● Data to use
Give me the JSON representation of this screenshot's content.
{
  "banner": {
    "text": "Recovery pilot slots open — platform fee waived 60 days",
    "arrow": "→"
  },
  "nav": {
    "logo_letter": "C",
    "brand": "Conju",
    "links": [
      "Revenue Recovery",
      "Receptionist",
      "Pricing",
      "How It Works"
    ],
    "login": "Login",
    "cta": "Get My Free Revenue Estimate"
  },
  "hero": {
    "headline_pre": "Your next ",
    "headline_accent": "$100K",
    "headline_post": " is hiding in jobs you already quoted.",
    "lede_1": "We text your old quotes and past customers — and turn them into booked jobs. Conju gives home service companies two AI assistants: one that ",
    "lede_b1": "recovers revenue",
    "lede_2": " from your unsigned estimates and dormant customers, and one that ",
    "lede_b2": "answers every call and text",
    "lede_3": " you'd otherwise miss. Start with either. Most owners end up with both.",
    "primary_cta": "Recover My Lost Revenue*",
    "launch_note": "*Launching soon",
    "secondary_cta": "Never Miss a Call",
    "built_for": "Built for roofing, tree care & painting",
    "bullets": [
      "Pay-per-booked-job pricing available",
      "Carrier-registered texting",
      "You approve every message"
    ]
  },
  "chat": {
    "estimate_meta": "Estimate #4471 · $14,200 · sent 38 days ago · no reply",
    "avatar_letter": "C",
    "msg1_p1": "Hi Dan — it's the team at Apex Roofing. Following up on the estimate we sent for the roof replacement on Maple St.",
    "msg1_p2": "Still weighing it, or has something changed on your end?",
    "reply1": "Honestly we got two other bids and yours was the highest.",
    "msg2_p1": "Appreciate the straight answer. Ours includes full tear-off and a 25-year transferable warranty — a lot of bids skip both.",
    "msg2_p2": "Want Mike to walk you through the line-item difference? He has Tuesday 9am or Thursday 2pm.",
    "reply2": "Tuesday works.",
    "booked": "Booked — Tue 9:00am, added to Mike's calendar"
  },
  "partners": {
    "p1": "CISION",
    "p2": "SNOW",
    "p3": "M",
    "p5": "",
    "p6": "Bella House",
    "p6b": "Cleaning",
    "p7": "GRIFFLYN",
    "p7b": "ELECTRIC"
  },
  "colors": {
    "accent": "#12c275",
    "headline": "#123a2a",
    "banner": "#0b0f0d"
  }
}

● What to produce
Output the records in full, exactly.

● Exercise result
Give me the JSON representation of this screenshot's content.
{
  "banner": {
    "text": "Recovery pilot slots open — platform fee waived 60 days",
    "arrow": "→"
  },
  "nav": {
    "logo_letter": "C",
    "brand": "Conju",
    "links": [
      "Revenue Recovery",
      "Receptionist",
      "Pricing",
      "How It Works"
    ],
    "login": "Login",
    "cta": "Get My Free Revenue Estimate"
  },
  "hero": {
    "headline_pre": "Your next ",
    "headline_accent": "$100K",
    "headline_post": " is hiding in jobs you already quoted.",
    "lede_1": "We text your old quotes and past customers — and turn them into booked jobs. Conju gives home service companies two AI assistants: one that ",
    "lede_b1": "recovers revenue",
    "lede_2": " from your unsigned estimates and dormant customers, and one that ",
    "lede_b2": "answers every call and text",
    "lede_3": " you'd otherwise miss. Start with either. Most owners end up with both.",
    "primary_cta": "Recover My Lost Revenue*",
    "launch_note": "*Launching soon",
    "secondary_cta": "Never Miss a Call",
    "built_for": "Built for roofing, tree care & painting",
    "bullets": [
      "Pay-per-booked-job pricing available",
      "Carrier-registered texting",
      "You approve every message"
    ]
  },
  "chat": {
    "estimate_meta": "Estimate #4471 · $14,200 · sent 38 days ago · no reply",
    "avatar_letter": "C",
    "msg1_p1": "Hi Dan — it's the team at Apex Roofing. Following up on the estimate we sent for the roof replacement on Maple St.",
    "msg1_p2": "Still weighing it, or has something changed on your end?",
    "reply1": "Honestly we got two other bids and yours was the highest.",
    "msg2_p1": "Appreciate the straight answer. Ours includes full tear-off and a 25-year transferable warranty — a lot of bids skip both.",
    "msg2_p2": "Want Mike to walk you through the line-item difference? He has Tuesday 9am or Thursday 2pm.",
    "reply2": "Tuesday works.",
    "booked": "Booked — Tue 9:00am, added to Mike's calendar"
  },
  "partners": {
    "p1": "CISION",
    "p2": "SNOW",
    "p3": "M",
    "p5": "",
    "p6": "Bella House",
    "p6b": "Cleaning",
    "p7": "GRIFFLYN",
    "p7b": "ELECTRIC"
  },
  "colors": {
    "accent": "#12c275",
    "headline": "#123a2a",
    "banner": "#0b0f0d"
  }
}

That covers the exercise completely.